What the exercise asks — Give the data again exactly as written, skipping any pictures.

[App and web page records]
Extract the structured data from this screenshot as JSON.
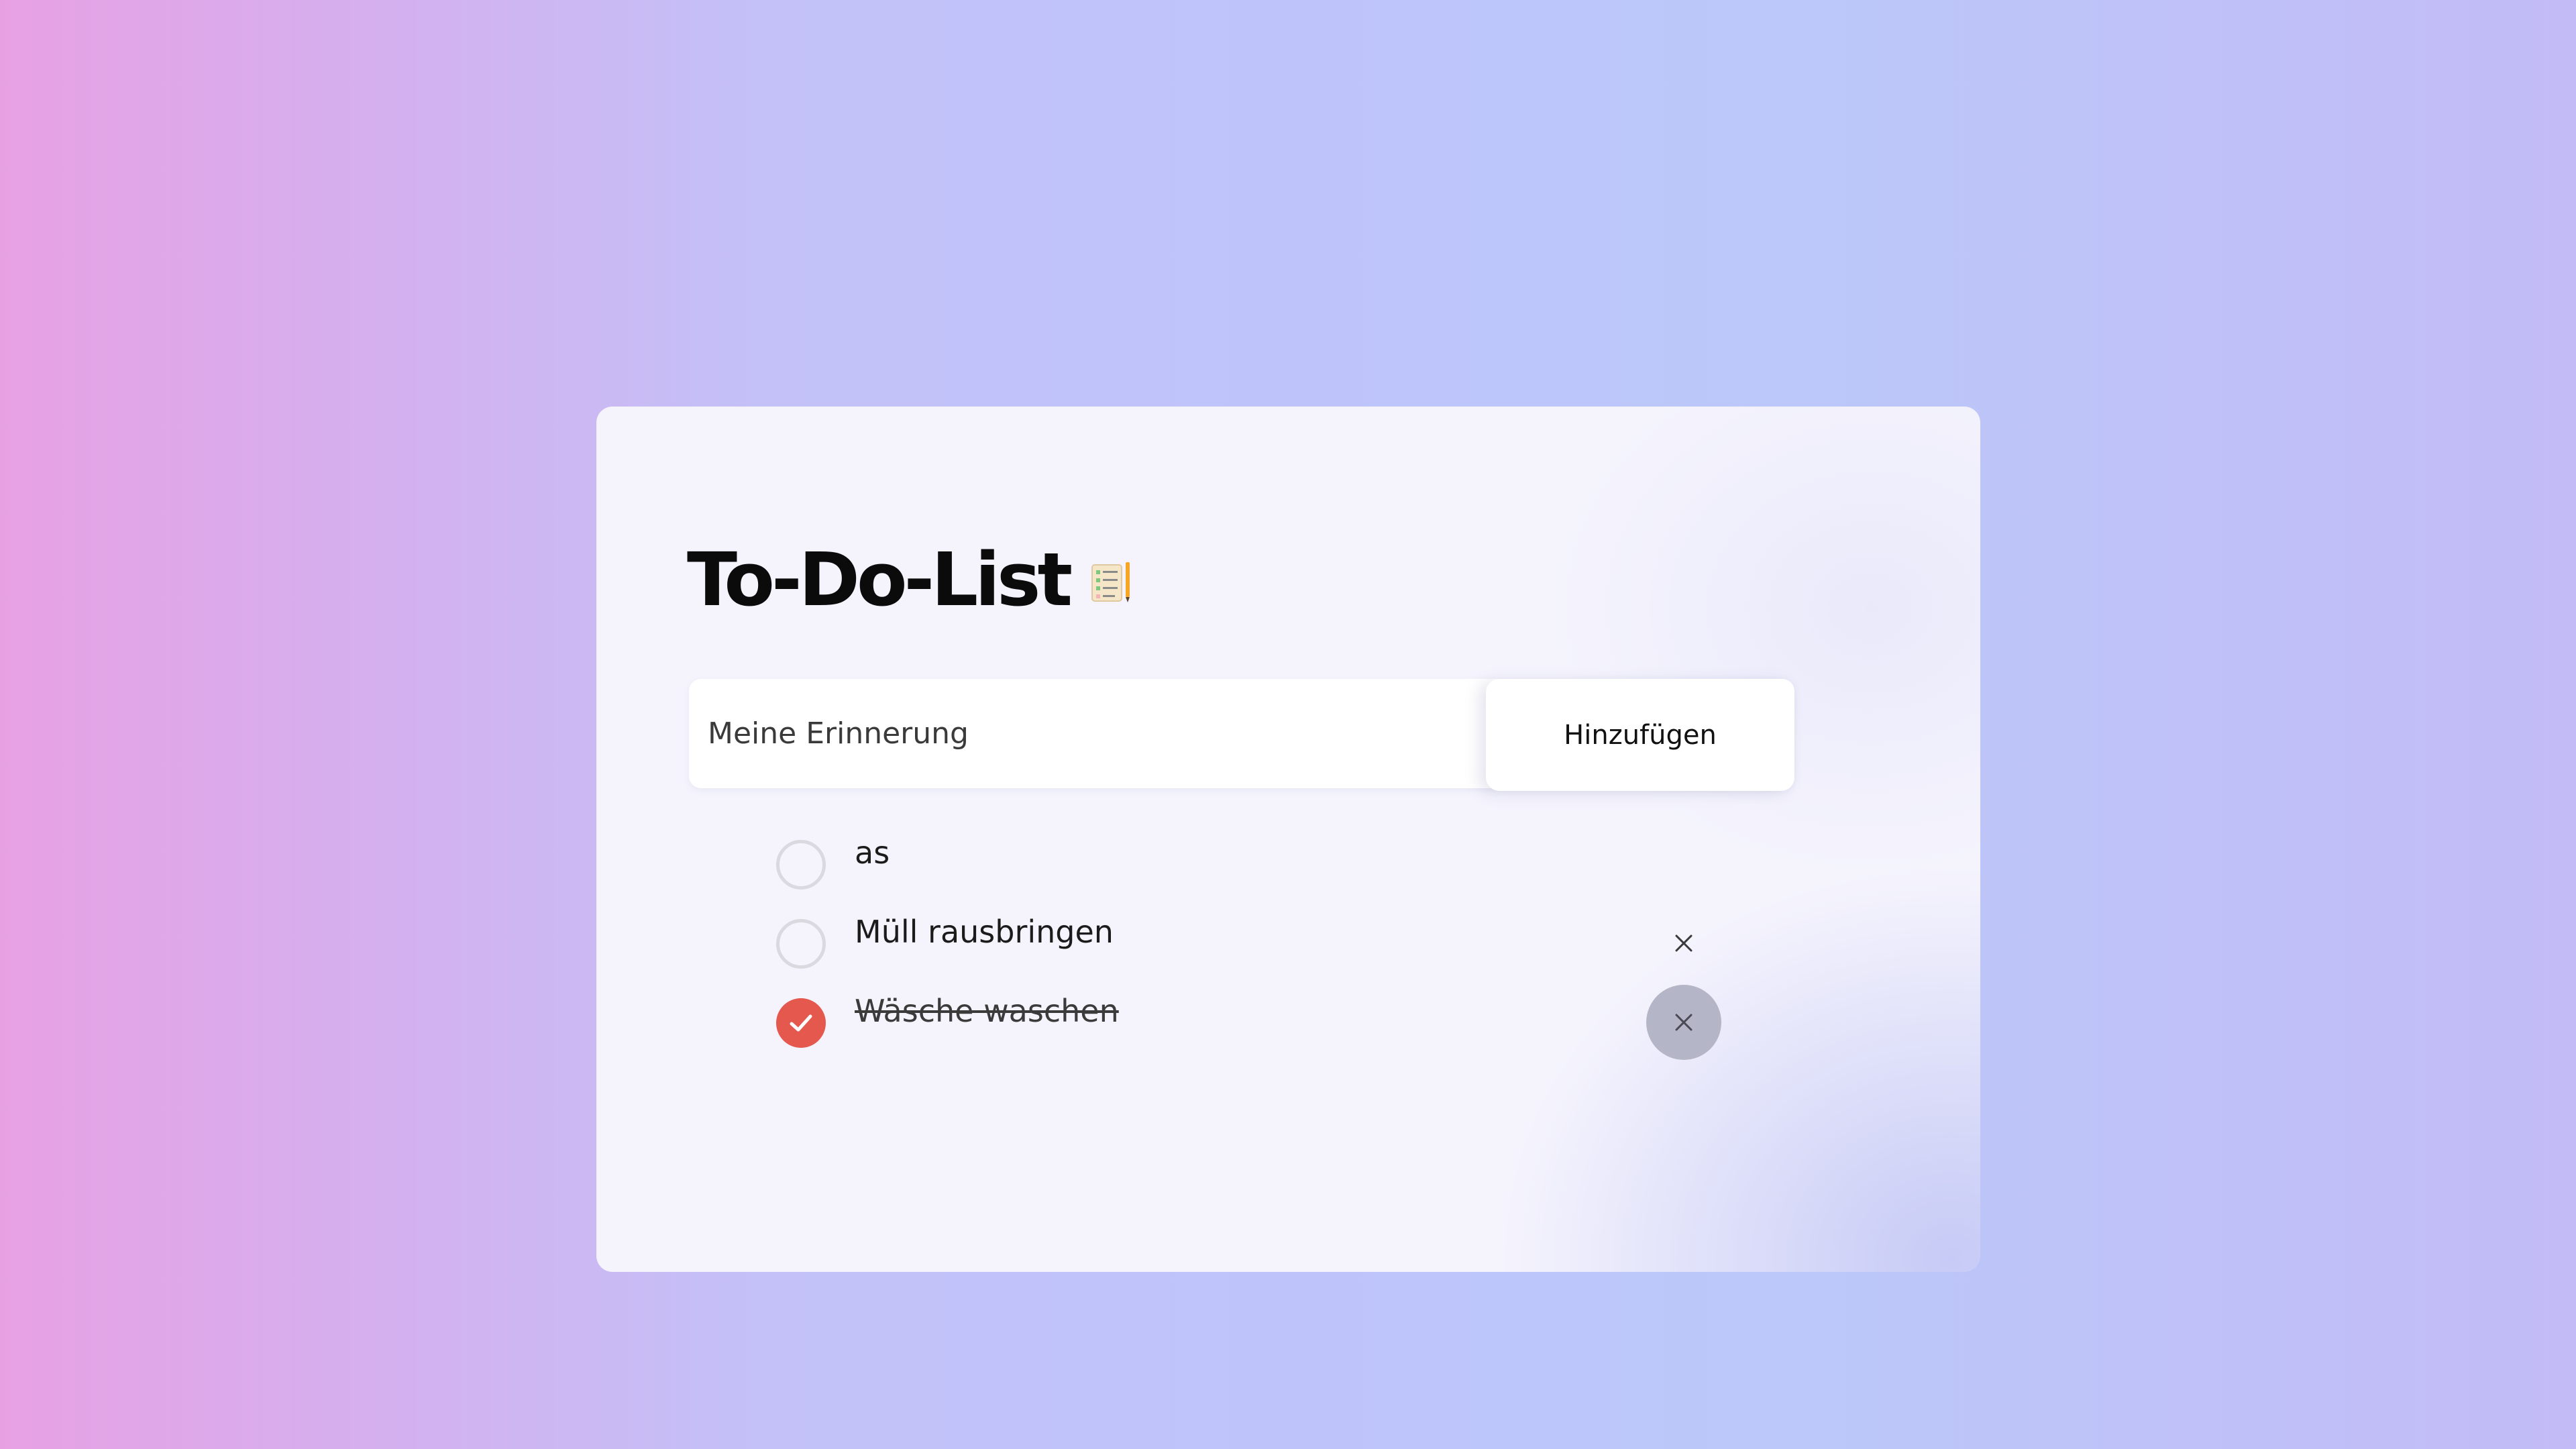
{
  "app": {
    "title": "To-Do-List",
    "title_icon": "notepad-checklist-icon"
  },
  "input": {
    "placeholder": "Meine Erinnerung",
    "value": ""
  },
  "add_button": {
    "label": "Hinzufügen"
  },
  "todos": [
    {
      "text": "as",
      "done": false,
      "delete_icon": "close-icon",
      "delete_visible": false
    },
    {
      "text": "Müll rausbringen",
      "done": false,
      "delete_icon": "close-icon",
      "delete_visible": true
    },
    {
      "text": "Wäsche waschen",
      "done": true,
      "delete_icon": "close-icon",
      "delete_visible": true,
      "delete_hovered": true
    }
  ],
  "colors": {
    "accent_done": "#e4584e",
    "checkbox_border": "#d9d9df",
    "delete_hover_bg": "#b4b6c8"
  }
}
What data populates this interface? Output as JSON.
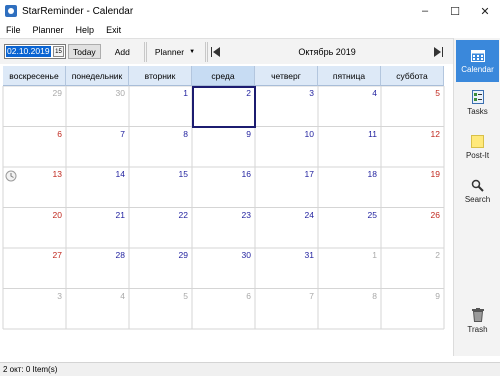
{
  "window": {
    "title": "StarReminder - Calendar",
    "controls": [
      "–",
      "☐",
      "✕"
    ]
  },
  "menu": [
    "File",
    "Planner",
    "Help",
    "Exit"
  ],
  "toolbar": {
    "date_value": "02.10.2019",
    "today_label": "Today",
    "add_label": "Add",
    "planner_label": "Planner",
    "month_title": "Октябрь 2019"
  },
  "weekdays": [
    "воскресенье",
    "понедельник",
    "вторник",
    "среда",
    "четверг",
    "пятница",
    "суббота"
  ],
  "weeks": [
    [
      "29",
      "30",
      "1",
      "2",
      "3",
      "4",
      "5"
    ],
    [
      "6",
      "7",
      "8",
      "9",
      "10",
      "11",
      "12"
    ],
    [
      "13",
      "14",
      "15",
      "16",
      "17",
      "18",
      "19"
    ],
    [
      "20",
      "21",
      "22",
      "23",
      "24",
      "25",
      "26"
    ],
    [
      "27",
      "28",
      "29",
      "30",
      "31",
      "1",
      "2"
    ],
    [
      "3",
      "4",
      "5",
      "6",
      "7",
      "8",
      "9"
    ]
  ],
  "selected_day": "2",
  "sidebar": [
    {
      "label": "Calendar",
      "icon": "calendar-icon",
      "active": true
    },
    {
      "label": "Tasks",
      "icon": "tasks-icon",
      "active": false
    },
    {
      "label": "Post-It",
      "icon": "post-it-icon",
      "active": false
    },
    {
      "label": "Search",
      "icon": "search-icon",
      "active": false
    },
    {
      "label": "Trash",
      "icon": "trash-icon",
      "active": false
    }
  ],
  "status": "2 окт: 0 Item(s)",
  "colors": {
    "accent": "#3a88db",
    "weekend": "#c0281e",
    "current_month": "#1f1f9e",
    "other_month": "#a9a9a9",
    "header_bg": "#dde9f7"
  }
}
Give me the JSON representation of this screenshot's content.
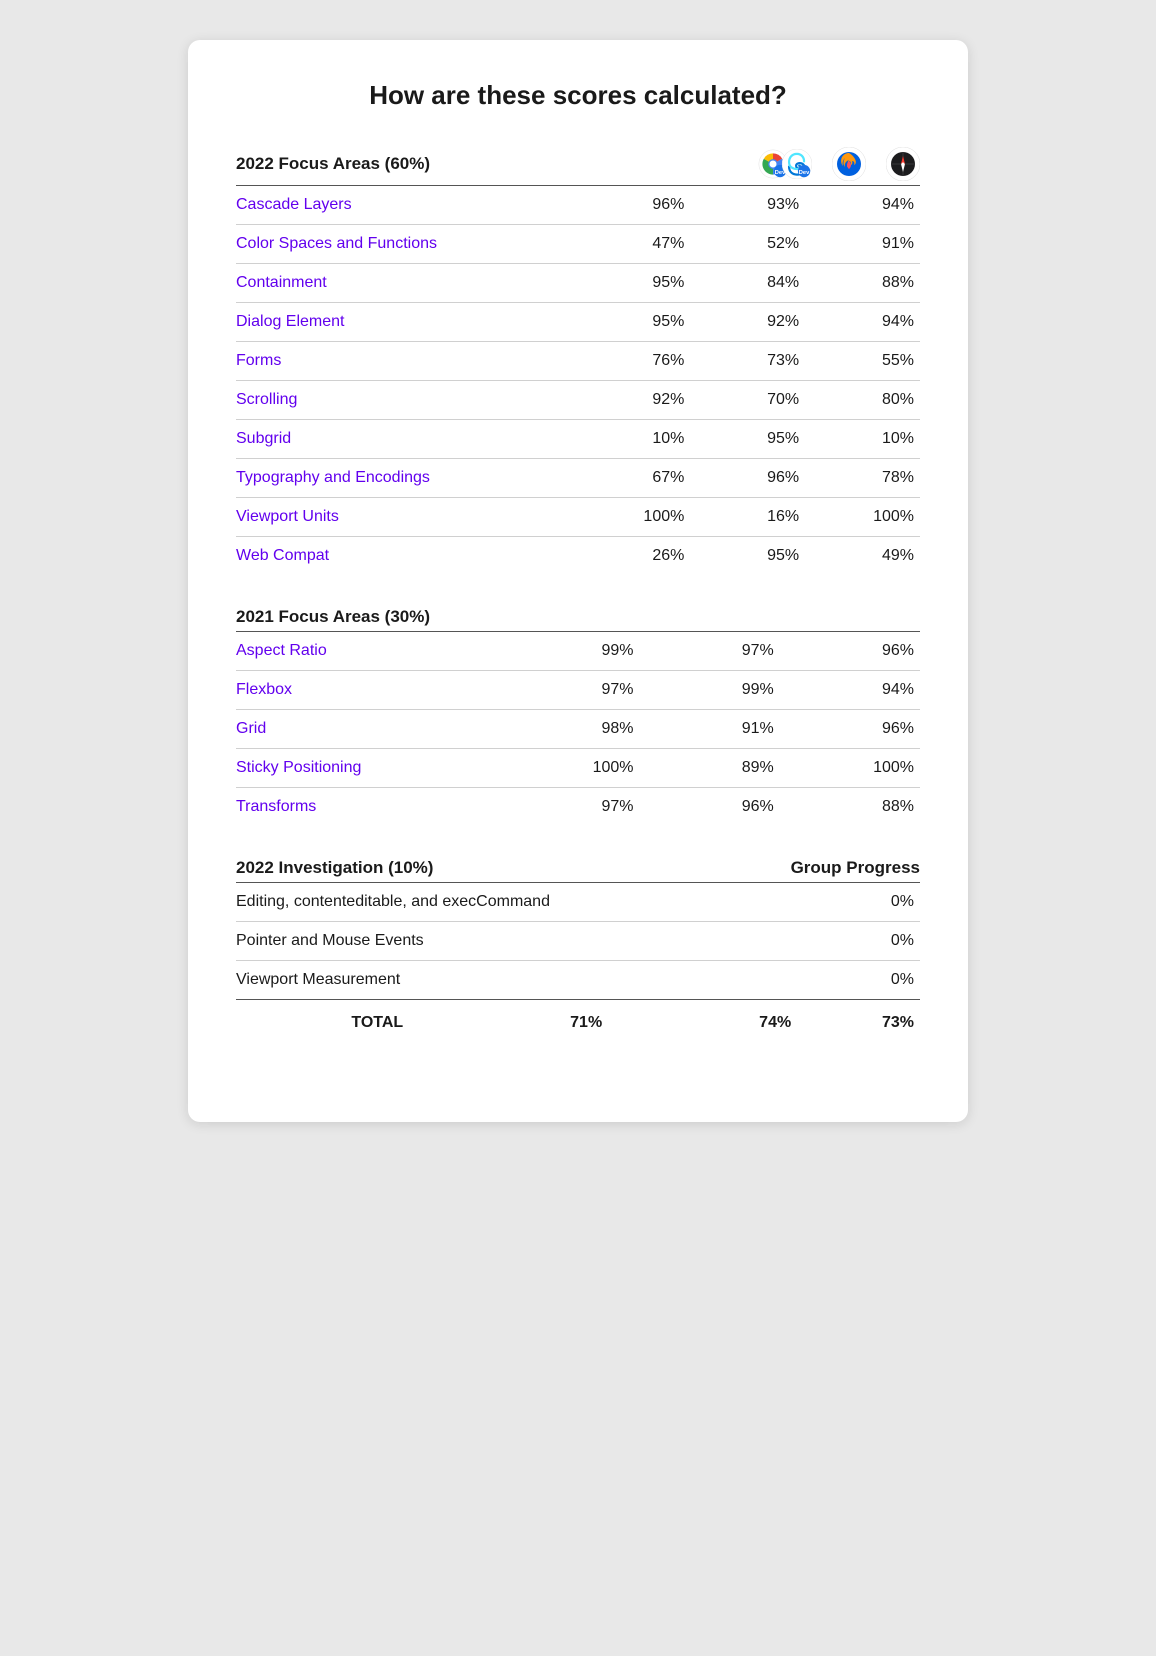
{
  "page": {
    "title": "How are these scores calculated?"
  },
  "section2022": {
    "title": "2022 Focus Areas (60%)",
    "rows": [
      {
        "name": "Cascade Layers",
        "col1": "96%",
        "col2": "93%",
        "col3": "94%"
      },
      {
        "name": "Color Spaces and Functions",
        "col1": "47%",
        "col2": "52%",
        "col3": "91%"
      },
      {
        "name": "Containment",
        "col1": "95%",
        "col2": "84%",
        "col3": "88%"
      },
      {
        "name": "Dialog Element",
        "col1": "95%",
        "col2": "92%",
        "col3": "94%"
      },
      {
        "name": "Forms",
        "col1": "76%",
        "col2": "73%",
        "col3": "55%"
      },
      {
        "name": "Scrolling",
        "col1": "92%",
        "col2": "70%",
        "col3": "80%"
      },
      {
        "name": "Subgrid",
        "col1": "10%",
        "col2": "95%",
        "col3": "10%"
      },
      {
        "name": "Typography and Encodings",
        "col1": "67%",
        "col2": "96%",
        "col3": "78%"
      },
      {
        "name": "Viewport Units",
        "col1": "100%",
        "col2": "16%",
        "col3": "100%"
      },
      {
        "name": "Web Compat",
        "col1": "26%",
        "col2": "95%",
        "col3": "49%"
      }
    ]
  },
  "section2021": {
    "title": "2021 Focus Areas (30%)",
    "rows": [
      {
        "name": "Aspect Ratio",
        "col1": "99%",
        "col2": "97%",
        "col3": "96%"
      },
      {
        "name": "Flexbox",
        "col1": "97%",
        "col2": "99%",
        "col3": "94%"
      },
      {
        "name": "Grid",
        "col1": "98%",
        "col2": "91%",
        "col3": "96%"
      },
      {
        "name": "Sticky Positioning",
        "col1": "100%",
        "col2": "89%",
        "col3": "100%"
      },
      {
        "name": "Transforms",
        "col1": "97%",
        "col2": "96%",
        "col3": "88%"
      }
    ]
  },
  "section2022inv": {
    "title": "2022 Investigation (10%)",
    "group_progress": "Group Progress",
    "rows": [
      {
        "name": "Editing, contenteditable, and execCommand",
        "col3": "0%"
      },
      {
        "name": "Pointer and Mouse Events",
        "col3": "0%"
      },
      {
        "name": "Viewport Measurement",
        "col3": "0%"
      }
    ]
  },
  "totals": {
    "label": "TOTAL",
    "col1": "71%",
    "col2": "74%",
    "col3": "73%"
  }
}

Worked solution —
Extract the structured data from this screenshot as JSON.
{
  "app": {
    "title": "To-Do-List",
    "title_icon": "notepad-checklist-icon"
  },
  "input": {
    "placeholder": "Meine Erinnerung",
    "value": ""
  },
  "add_button": {
    "label": "Hinzufügen"
  },
  "todos": [
    {
      "text": "as",
      "done": false,
      "delete_icon": "close-icon",
      "delete_visible": false
    },
    {
      "text": "Müll rausbringen",
      "done": false,
      "delete_icon": "close-icon",
      "delete_visible": true
    },
    {
      "text": "Wäsche waschen",
      "done": true,
      "delete_icon": "close-icon",
      "delete_visible": true,
      "delete_hovered": true
    }
  ],
  "colors": {
    "accent_done": "#e4584e",
    "checkbox_border": "#d9d9df",
    "delete_hover_bg": "#b4b6c8"
  }
}
What data populates this interface? Output as JSON.
{
  "window": {
    "title": "StarReminder - Calendar",
    "controls": [
      "–",
      "☐",
      "✕"
    ]
  },
  "menu": [
    "File",
    "Planner",
    "Help",
    "Exit"
  ],
  "toolbar": {
    "date_value": "02.10.2019",
    "today_label": "Today",
    "add_label": "Add",
    "planner_label": "Planner",
    "month_title": "Октябрь 2019"
  },
  "weekdays": [
    "воскресенье",
    "понедельник",
    "вторник",
    "среда",
    "четверг",
    "пятница",
    "суббота"
  ],
  "weeks": [
    [
      "29",
      "30",
      "1",
      "2",
      "3",
      "4",
      "5"
    ],
    [
      "6",
      "7",
      "8",
      "9",
      "10",
      "11",
      "12"
    ],
    [
      "13",
      "14",
      "15",
      "16",
      "17",
      "18",
      "19"
    ],
    [
      "20",
      "21",
      "22",
      "23",
      "24",
      "25",
      "26"
    ],
    [
      "27",
      "28",
      "29",
      "30",
      "31",
      "1",
      "2"
    ],
    [
      "3",
      "4",
      "5",
      "6",
      "7",
      "8",
      "9"
    ]
  ],
  "selected_day": "2",
  "sidebar": [
    {
      "label": "Calendar",
      "icon": "calendar-icon",
      "active": true
    },
    {
      "label": "Tasks",
      "icon": "tasks-icon",
      "active": false
    },
    {
      "label": "Post-It",
      "icon": "post-it-icon",
      "active": false
    },
    {
      "label": "Search",
      "icon": "search-icon",
      "active": false
    },
    {
      "label": "Trash",
      "icon": "trash-icon",
      "active": false
    }
  ],
  "status": "2 окт: 0 Item(s)",
  "colors": {
    "accent": "#3a88db",
    "weekend": "#c0281e",
    "current_month": "#1f1f9e",
    "other_month": "#a9a9a9",
    "header_bg": "#dde9f7"
  }
}
Give me the JSON representation of this screenshot's content.
{
  "page": {
    "title": "How are these scores calculated?"
  },
  "section2022": {
    "title": "2022 Focus Areas (60%)",
    "rows": [
      {
        "name": "Cascade Layers",
        "col1": "96%",
        "col2": "93%",
        "col3": "94%"
      },
      {
        "name": "Color Spaces and Functions",
        "col1": "47%",
        "col2": "52%",
        "col3": "91%"
      },
      {
        "name": "Containment",
        "col1": "95%",
        "col2": "84%",
        "col3": "88%"
      },
      {
        "name": "Dialog Element",
        "col1": "95%",
        "col2": "92%",
        "col3": "94%"
      },
      {
        "name": "Forms",
        "col1": "76%",
        "col2": "73%",
        "col3": "55%"
      },
      {
        "name": "Scrolling",
        "col1": "92%",
        "col2": "70%",
        "col3": "80%"
      },
      {
        "name": "Subgrid",
        "col1": "10%",
        "col2": "95%",
        "col3": "10%"
      },
      {
        "name": "Typography and Encodings",
        "col1": "67%",
        "col2": "96%",
        "col3": "78%"
      },
      {
        "name": "Viewport Units",
        "col1": "100%",
        "col2": "16%",
        "col3": "100%"
      },
      {
        "name": "Web Compat",
        "col1": "26%",
        "col2": "95%",
        "col3": "49%"
      }
    ]
  },
  "section2021": {
    "title": "2021 Focus Areas (30%)",
    "rows": [
      {
        "name": "Aspect Ratio",
        "col1": "99%",
        "col2": "97%",
        "col3": "96%"
      },
      {
        "name": "Flexbox",
        "col1": "97%",
        "col2": "99%",
        "col3": "94%"
      },
      {
        "name": "Grid",
        "col1": "98%",
        "col2": "91%",
        "col3": "96%"
      },
      {
        "name": "Sticky Positioning",
        "col1": "100%",
        "col2": "89%",
        "col3": "100%"
      },
      {
        "name": "Transforms",
        "col1": "97%",
        "col2": "96%",
        "col3": "88%"
      }
    ]
  },
  "section2022inv": {
    "title": "2022 Investigation (10%)",
    "group_progress": "Group Progress",
    "rows": [
      {
        "name": "Editing, contenteditable, and execCommand",
        "col3": "0%"
      },
      {
        "name": "Pointer and Mouse Events",
        "col3": "0%"
      },
      {
        "name": "Viewport Measurement",
        "col3": "0%"
      }
    ]
  },
  "totals": {
    "label": "TOTAL",
    "col1": "71%",
    "col2": "74%",
    "col3": "73%"
  }
}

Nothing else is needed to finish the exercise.